---------- Data section ----------

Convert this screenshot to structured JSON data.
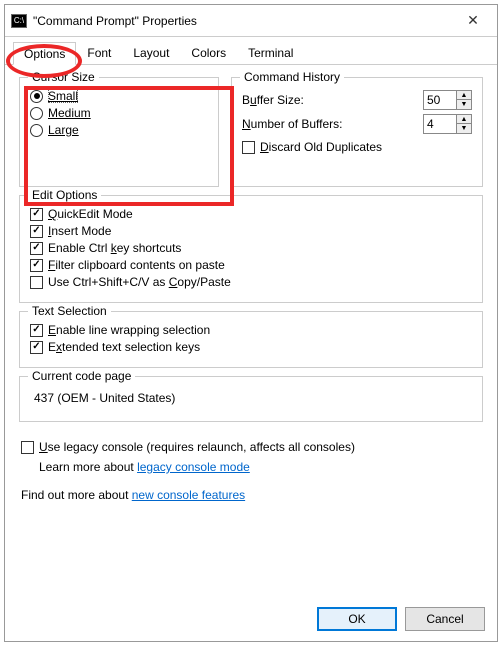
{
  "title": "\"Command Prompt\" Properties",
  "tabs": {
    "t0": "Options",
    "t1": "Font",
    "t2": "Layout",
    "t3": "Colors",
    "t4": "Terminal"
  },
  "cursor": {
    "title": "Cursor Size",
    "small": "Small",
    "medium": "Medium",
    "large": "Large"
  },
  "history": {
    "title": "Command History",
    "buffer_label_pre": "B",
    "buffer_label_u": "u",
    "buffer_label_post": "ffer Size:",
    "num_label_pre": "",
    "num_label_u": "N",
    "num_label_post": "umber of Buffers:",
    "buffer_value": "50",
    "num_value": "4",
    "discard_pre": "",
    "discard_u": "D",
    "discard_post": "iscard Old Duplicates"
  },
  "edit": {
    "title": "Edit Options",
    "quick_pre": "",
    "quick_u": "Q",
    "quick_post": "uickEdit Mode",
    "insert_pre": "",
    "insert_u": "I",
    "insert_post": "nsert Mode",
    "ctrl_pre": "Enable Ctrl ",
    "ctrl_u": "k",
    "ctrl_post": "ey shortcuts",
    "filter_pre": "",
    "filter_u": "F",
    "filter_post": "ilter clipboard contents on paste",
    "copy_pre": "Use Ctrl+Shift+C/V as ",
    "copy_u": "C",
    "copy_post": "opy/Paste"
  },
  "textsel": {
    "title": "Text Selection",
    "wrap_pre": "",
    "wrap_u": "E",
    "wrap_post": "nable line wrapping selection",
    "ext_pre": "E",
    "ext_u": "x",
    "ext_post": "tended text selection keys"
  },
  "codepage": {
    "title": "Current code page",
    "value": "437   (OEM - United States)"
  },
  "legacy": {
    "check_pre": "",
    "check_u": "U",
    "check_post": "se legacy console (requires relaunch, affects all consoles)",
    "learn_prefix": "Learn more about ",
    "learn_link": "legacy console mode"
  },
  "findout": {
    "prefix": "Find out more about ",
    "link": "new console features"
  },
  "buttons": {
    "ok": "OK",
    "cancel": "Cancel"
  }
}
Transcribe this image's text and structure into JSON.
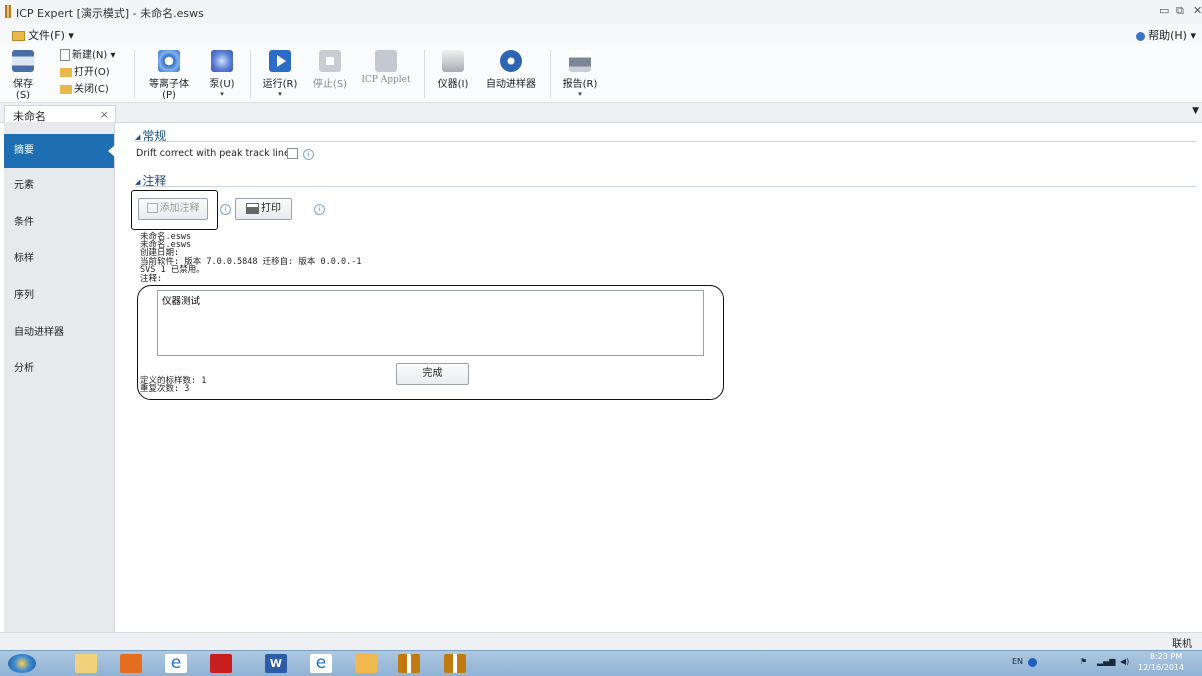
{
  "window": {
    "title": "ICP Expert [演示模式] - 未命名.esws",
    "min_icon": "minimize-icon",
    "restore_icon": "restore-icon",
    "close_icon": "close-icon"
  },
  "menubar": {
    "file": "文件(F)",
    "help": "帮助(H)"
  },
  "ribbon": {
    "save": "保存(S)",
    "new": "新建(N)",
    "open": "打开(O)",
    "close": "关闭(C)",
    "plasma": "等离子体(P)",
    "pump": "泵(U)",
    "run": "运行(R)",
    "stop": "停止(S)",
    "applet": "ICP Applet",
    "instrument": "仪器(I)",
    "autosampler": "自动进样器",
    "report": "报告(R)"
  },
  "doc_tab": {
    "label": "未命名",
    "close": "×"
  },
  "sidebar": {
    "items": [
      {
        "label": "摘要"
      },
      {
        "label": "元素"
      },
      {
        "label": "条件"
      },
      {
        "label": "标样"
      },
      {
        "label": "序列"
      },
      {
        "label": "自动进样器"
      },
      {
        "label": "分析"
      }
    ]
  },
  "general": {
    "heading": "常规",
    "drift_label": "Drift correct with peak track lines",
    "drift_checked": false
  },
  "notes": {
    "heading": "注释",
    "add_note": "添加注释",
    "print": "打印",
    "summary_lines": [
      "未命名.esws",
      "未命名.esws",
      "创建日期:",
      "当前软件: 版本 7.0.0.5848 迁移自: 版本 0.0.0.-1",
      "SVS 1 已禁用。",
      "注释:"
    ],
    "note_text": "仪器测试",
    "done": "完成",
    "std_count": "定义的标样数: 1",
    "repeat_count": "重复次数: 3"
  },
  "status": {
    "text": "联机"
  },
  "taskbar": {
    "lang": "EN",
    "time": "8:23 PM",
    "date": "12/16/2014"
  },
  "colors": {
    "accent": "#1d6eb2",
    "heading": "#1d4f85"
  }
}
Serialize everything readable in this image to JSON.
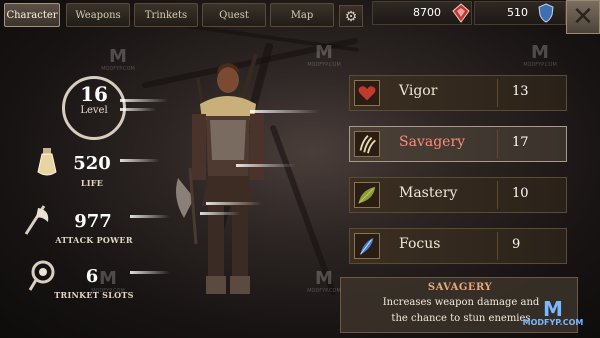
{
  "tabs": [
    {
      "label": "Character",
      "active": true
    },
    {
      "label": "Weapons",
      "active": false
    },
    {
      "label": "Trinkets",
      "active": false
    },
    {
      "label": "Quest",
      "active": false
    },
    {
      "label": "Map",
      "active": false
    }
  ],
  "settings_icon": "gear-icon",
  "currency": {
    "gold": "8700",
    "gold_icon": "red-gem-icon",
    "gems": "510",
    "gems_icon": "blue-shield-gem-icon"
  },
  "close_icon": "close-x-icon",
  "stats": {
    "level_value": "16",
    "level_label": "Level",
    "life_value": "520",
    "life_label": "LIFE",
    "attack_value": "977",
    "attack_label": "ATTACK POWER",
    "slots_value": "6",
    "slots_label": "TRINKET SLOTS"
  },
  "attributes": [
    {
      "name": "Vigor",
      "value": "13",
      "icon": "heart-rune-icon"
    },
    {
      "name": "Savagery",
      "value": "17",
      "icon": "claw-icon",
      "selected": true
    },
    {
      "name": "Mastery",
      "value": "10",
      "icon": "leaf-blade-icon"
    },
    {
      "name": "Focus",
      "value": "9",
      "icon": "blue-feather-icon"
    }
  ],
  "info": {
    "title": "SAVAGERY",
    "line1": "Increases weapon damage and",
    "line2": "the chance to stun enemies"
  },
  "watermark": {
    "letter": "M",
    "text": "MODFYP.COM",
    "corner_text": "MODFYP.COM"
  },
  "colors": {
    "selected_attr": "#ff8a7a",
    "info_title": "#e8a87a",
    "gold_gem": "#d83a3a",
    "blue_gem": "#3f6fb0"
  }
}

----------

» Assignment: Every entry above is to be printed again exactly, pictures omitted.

» Response:
Convert this screenshot to structured JSON data.
{
  "title": "\"Command Prompt\" Properties",
  "tabs": {
    "t0": "Options",
    "t1": "Font",
    "t2": "Layout",
    "t3": "Colors",
    "t4": "Terminal"
  },
  "cursor": {
    "title": "Cursor Size",
    "small": "Small",
    "medium": "Medium",
    "large": "Large"
  },
  "history": {
    "title": "Command History",
    "buffer_label_pre": "B",
    "buffer_label_u": "u",
    "buffer_label_post": "ffer Size:",
    "num_label_pre": "",
    "num_label_u": "N",
    "num_label_post": "umber of Buffers:",
    "buffer_value": "50",
    "num_value": "4",
    "discard_pre": "",
    "discard_u": "D",
    "discard_post": "iscard Old Duplicates"
  },
  "edit": {
    "title": "Edit Options",
    "quick_pre": "",
    "quick_u": "Q",
    "quick_post": "uickEdit Mode",
    "insert_pre": "",
    "insert_u": "I",
    "insert_post": "nsert Mode",
    "ctrl_pre": "Enable Ctrl ",
    "ctrl_u": "k",
    "ctrl_post": "ey shortcuts",
    "filter_pre": "",
    "filter_u": "F",
    "filter_post": "ilter clipboard contents on paste",
    "copy_pre": "Use Ctrl+Shift+C/V as ",
    "copy_u": "C",
    "copy_post": "opy/Paste"
  },
  "textsel": {
    "title": "Text Selection",
    "wrap_pre": "",
    "wrap_u": "E",
    "wrap_post": "nable line wrapping selection",
    "ext_pre": "E",
    "ext_u": "x",
    "ext_post": "tended text selection keys"
  },
  "codepage": {
    "title": "Current code page",
    "value": "437   (OEM - United States)"
  },
  "legacy": {
    "check_pre": "",
    "check_u": "U",
    "check_post": "se legacy console (requires relaunch, affects all consoles)",
    "learn_prefix": "Learn more about ",
    "learn_link": "legacy console mode"
  },
  "findout": {
    "prefix": "Find out more about ",
    "link": "new console features"
  },
  "buttons": {
    "ok": "OK",
    "cancel": "Cancel"
  }
}
Transcribe this image's text and structure into JSON.
{
  "window": {
    "title": "ICP Expert [演示模式] - 未命名.esws",
    "min_icon": "minimize-icon",
    "restore_icon": "restore-icon",
    "close_icon": "close-icon"
  },
  "menubar": {
    "file": "文件(F)",
    "help": "帮助(H)"
  },
  "ribbon": {
    "save": "保存(S)",
    "new": "新建(N)",
    "open": "打开(O)",
    "close": "关闭(C)",
    "plasma": "等离子体(P)",
    "pump": "泵(U)",
    "run": "运行(R)",
    "stop": "停止(S)",
    "applet": "ICP Applet",
    "instrument": "仪器(I)",
    "autosampler": "自动进样器",
    "report": "报告(R)"
  },
  "doc_tab": {
    "label": "未命名",
    "close": "×"
  },
  "sidebar": {
    "items": [
      {
        "label": "摘要"
      },
      {
        "label": "元素"
      },
      {
        "label": "条件"
      },
      {
        "label": "标样"
      },
      {
        "label": "序列"
      },
      {
        "label": "自动进样器"
      },
      {
        "label": "分析"
      }
    ]
  },
  "general": {
    "heading": "常规",
    "drift_label": "Drift correct with peak track lines",
    "drift_checked": false
  },
  "notes": {
    "heading": "注释",
    "add_note": "添加注释",
    "print": "打印",
    "summary_lines": [
      "未命名.esws",
      "未命名.esws",
      "创建日期:",
      "当前软件: 版本 7.0.0.5848 迁移自: 版本 0.0.0.-1",
      "SVS 1 已禁用。",
      "注释:"
    ],
    "note_text": "仪器测试",
    "done": "完成",
    "std_count": "定义的标样数: 1",
    "repeat_count": "重复次数: 3"
  },
  "status": {
    "text": "联机"
  },
  "taskbar": {
    "lang": "EN",
    "time": "8:23 PM",
    "date": "12/16/2014"
  },
  "colors": {
    "accent": "#1d6eb2",
    "heading": "#1d4f85"
  }
}
Serialize everything readable in this image to JSON.
{
  "tabs": [
    {
      "label": "Character",
      "active": true
    },
    {
      "label": "Weapons",
      "active": false
    },
    {
      "label": "Trinkets",
      "active": false
    },
    {
      "label": "Quest",
      "active": false
    },
    {
      "label": "Map",
      "active": false
    }
  ],
  "settings_icon": "gear-icon",
  "currency": {
    "gold": "8700",
    "gold_icon": "red-gem-icon",
    "gems": "510",
    "gems_icon": "blue-shield-gem-icon"
  },
  "close_icon": "close-x-icon",
  "stats": {
    "level_value": "16",
    "level_label": "Level",
    "life_value": "520",
    "life_label": "LIFE",
    "attack_value": "977",
    "attack_label": "ATTACK POWER",
    "slots_value": "6",
    "slots_label": "TRINKET SLOTS"
  },
  "attributes": [
    {
      "name": "Vigor",
      "value": "13",
      "icon": "heart-rune-icon"
    },
    {
      "name": "Savagery",
      "value": "17",
      "icon": "claw-icon",
      "selected": true
    },
    {
      "name": "Mastery",
      "value": "10",
      "icon": "leaf-blade-icon"
    },
    {
      "name": "Focus",
      "value": "9",
      "icon": "blue-feather-icon"
    }
  ],
  "info": {
    "title": "SAVAGERY",
    "line1": "Increases weapon damage and",
    "line2": "the chance to stun enemies"
  },
  "watermark": {
    "letter": "M",
    "text": "MODFYP.COM",
    "corner_text": "MODFYP.COM"
  },
  "colors": {
    "selected_attr": "#ff8a7a",
    "info_title": "#e8a87a",
    "gold_gem": "#d83a3a",
    "blue_gem": "#3f6fb0"
  }
}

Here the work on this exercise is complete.